MICHAEL “CURLY” JOBSON: We had festivals in Europe long before Perry had dreadlocks.
FARRELL: There were some heavy things going on right at that time: Michael Jordan’s first championship with the Bulls, the beginning of the World Wide Web, and Lollapalooza. That’s really what is remarkable about 1991.
GEIGER: We were hoping to kill hair bands and MTV. Get the crappy music out and the good music in.
FARRELL: Geiger and myself chose the bands. It might look like we were pooling from L.A. groups, but back in the day, L.A. was the epicenter of music.
NORWOOD FISHER (bassist, Fishbone): Lollapalooza was a culmination of things, as what was happening on the fringes got more and more popular.
FARRELL: Punk rock couldn’t last, only because their attitude was “Fuck everything.” Mine is “Include everything.”
AVERY: There was a good amount of naïveté in ’91. Lollapalooza was an experiment. I know I like Siouxsie and the Banshees and the Butthole Surfers and Ice-T, but who the fuck else does?
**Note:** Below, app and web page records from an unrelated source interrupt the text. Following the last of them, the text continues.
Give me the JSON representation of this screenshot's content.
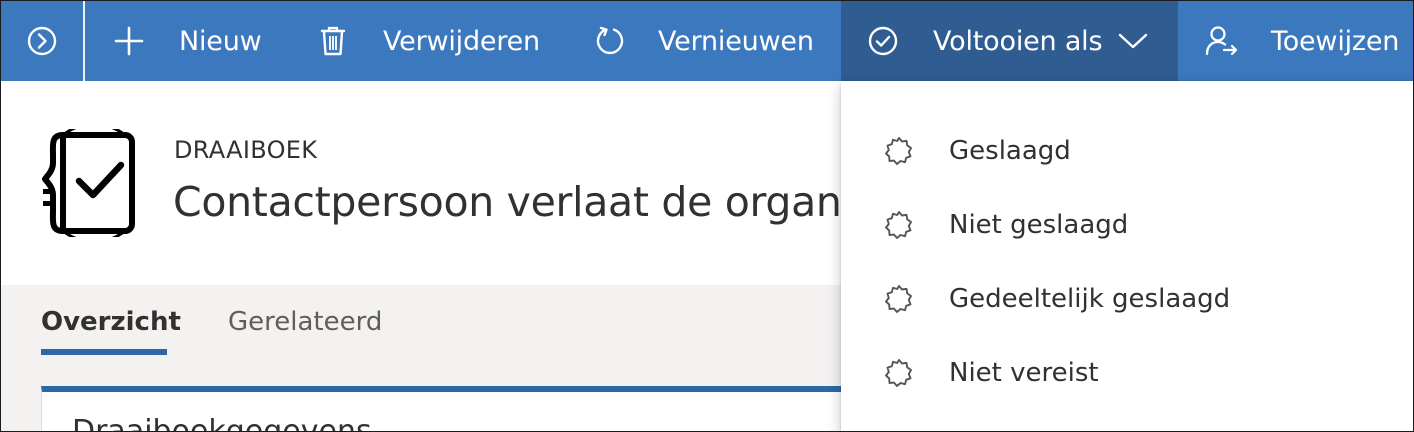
{
  "toolbar": {
    "new_label": "Nieuw",
    "delete_label": "Verwijderen",
    "refresh_label": "Vernieuwen",
    "complete_as_label": "Voltooien als",
    "assign_label": "Toewijzen"
  },
  "header": {
    "entity_type": "DRAAIBOEK",
    "title": "Contactpersoon verlaat de organis"
  },
  "tabs": [
    {
      "label": "Overzicht",
      "active": true
    },
    {
      "label": "Gerelateerd",
      "active": false
    }
  ],
  "section": {
    "title": "Draaiboekgegevens"
  },
  "dropdown": {
    "items": [
      {
        "label": "Geslaagd"
      },
      {
        "label": "Niet geslaagd"
      },
      {
        "label": "Gedeeltelijk geslaagd"
      },
      {
        "label": "Niet vereist"
      }
    ]
  },
  "colors": {
    "command_bar": "#3c78bd",
    "command_active": "#2f5d91",
    "tab_accent": "#2f66a6"
  },
  "icons": {
    "collapse": "chevron-circle-icon",
    "new": "plus-icon",
    "delete": "trash-icon",
    "refresh": "refresh-icon",
    "complete": "checkmark-circle-icon",
    "dropdown_chevron": "chevron-down-icon",
    "assign": "assign-person-icon",
    "entity": "playbook-checklist-icon",
    "dropdown_item": "badge-icon"
  }
}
GIBBY HAYNES (singer, Butthole Surfers): People in the industry didn’t really have confidence in it. Perry knew it would work out. I knew it would work out.
MISSY WORTH: Everybody was in it together because we wanted to prove that we were smarter than everyone else, that the alternative could be the mainstream but stay alternative.
JOBSON: It was quite a big show from a public standpoint, but production-wise it was relatively small — the fact that it wasn’t a slick, overproduced event gave it that element of cool. Lollapalooza was a little ramshackle errand.